All these are ideas worth pursuing. It’s even possible they’ll be sufficient. If Biden and his allies can overturn voter suppression laws in court and turn out a large enough coalition of voters, they’ll win elections with supermajorities – much like Joe Biden did in 2020, when his large popular-vote margin overcame a disadvantage in the electoral college. If authoritarianism is proven to be a political loser, politicians will abandon it. Over time, our republic will repair itself.
But such a scenario is highly improbable. Arguably, it’s far less likely than the Senate reforming the filibuster to pass a voting rights bill into law. Because in the wake of 6 January, and in thrall to the big lie, the Republican party has taken drastic new steps to make it more difficult than ever for our political process to self-correct.
Biden himself recognized precisely this danger in his remarks. He described in great detail recent voter-suppression laws, such as the one proposed in Texas which would force voters to drive further to cast their ballots and permit partisan poll workers to intimidate them as they do. These unprecedented voter suppression measures are expressly designed to insulate politicians from backlash. It doesn’t matter how many Americans turn out to support democracy if they’re rendered unable to vote.
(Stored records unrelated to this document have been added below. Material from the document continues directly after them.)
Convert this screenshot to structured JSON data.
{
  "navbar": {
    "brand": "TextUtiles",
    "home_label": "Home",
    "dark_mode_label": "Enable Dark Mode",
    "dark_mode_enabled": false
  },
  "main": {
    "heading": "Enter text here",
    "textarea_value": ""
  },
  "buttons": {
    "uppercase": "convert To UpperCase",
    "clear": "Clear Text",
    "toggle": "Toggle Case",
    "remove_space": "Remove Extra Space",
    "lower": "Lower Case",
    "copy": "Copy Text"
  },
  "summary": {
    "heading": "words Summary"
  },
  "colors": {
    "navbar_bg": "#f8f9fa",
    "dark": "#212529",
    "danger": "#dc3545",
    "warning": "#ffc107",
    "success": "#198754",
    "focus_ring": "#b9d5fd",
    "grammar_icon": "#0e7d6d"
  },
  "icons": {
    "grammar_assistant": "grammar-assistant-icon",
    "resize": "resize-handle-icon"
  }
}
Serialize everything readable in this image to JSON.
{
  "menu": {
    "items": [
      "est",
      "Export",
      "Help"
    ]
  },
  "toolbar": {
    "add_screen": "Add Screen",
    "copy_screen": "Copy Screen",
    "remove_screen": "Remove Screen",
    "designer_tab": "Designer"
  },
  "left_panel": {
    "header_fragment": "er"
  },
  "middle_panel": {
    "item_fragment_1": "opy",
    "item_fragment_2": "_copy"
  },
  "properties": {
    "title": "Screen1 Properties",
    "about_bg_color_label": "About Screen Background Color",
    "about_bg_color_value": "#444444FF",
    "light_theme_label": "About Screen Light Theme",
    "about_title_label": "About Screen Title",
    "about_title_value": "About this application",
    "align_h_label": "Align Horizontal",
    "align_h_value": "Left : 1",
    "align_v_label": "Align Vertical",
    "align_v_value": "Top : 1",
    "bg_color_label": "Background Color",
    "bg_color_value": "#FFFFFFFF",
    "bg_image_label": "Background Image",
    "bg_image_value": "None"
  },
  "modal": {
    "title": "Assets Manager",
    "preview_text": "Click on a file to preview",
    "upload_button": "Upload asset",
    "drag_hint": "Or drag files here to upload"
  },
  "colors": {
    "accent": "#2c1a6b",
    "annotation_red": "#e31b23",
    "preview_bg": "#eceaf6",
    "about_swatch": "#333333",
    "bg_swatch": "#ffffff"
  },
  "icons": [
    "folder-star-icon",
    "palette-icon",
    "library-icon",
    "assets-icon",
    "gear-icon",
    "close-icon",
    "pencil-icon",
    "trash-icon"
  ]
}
Even if Democrats are able to overcome voter-suppression laws, and win clear majorities at the ballot box, that may not be enough to win elections. As the president put it, “It’s no longer just about who gets to vote or making it easier for eligible voters to vote. It’s about who gets to count the vote, who gets to count whether or not your vote counted at all.” He rightly referred to this attempt to ignore valid vote counts as “election subversion”. But for now at least, Biden did not draw the logical conclusion: if politicians start overturning fair elections, voter education and coalition building cease to matter.
Nor are elected officials the only ones making it harder for democracy to defend itself. Just two weeks ago, the six conservative supreme court justices gutted Section 2 of the Voting Rights Act, legalizing a raft of anti-voting laws that would previously have been be overturned for racial discrimination. Doubling the size of the justice department’s voting rights division is commendable. But having more lawyers filing federal lawsuits won’t do much good if the court decides those suits can’t prevail.
Which brings us back to the one tool guaranteed to have an enormous, immediate impact: legislation. If Senate Democrats choose to reform the filibuster tomorrow, they can restore the Voting Rights Act, reform the way votes are counted and elections are certified and vastly expand access to the ballot – in ways even the far-right supreme court would be unlikely to overturn, and gerrymandering Republican state legislatures would be powerless to reverse. There’s no guarantee that Biden can persuade Congress to reform the filibuster. But if he means what he says about protecting democracy, he has no choice but to try.
The good news is that the White House may already understand this. If passing voting rights legislation is, to use the president’s phrase, “a national imperative” and if the only way to pass that legislation is to reform the filibuster, then reforming the filibuster is a national imperative, too. Because as President Biden has now made clear, the bully pulpit, executive branch and ballot box alone are not sufficient to protect our democracy. And by the time we know for certain that new laws are necessary, it will be too late.
David Litt is an American political speechwriter and New York Times bestselling author of Thanks Obama, and Democracy In One Book Or Less. He edits How Democracy Lives, a newsletter on democracy reform.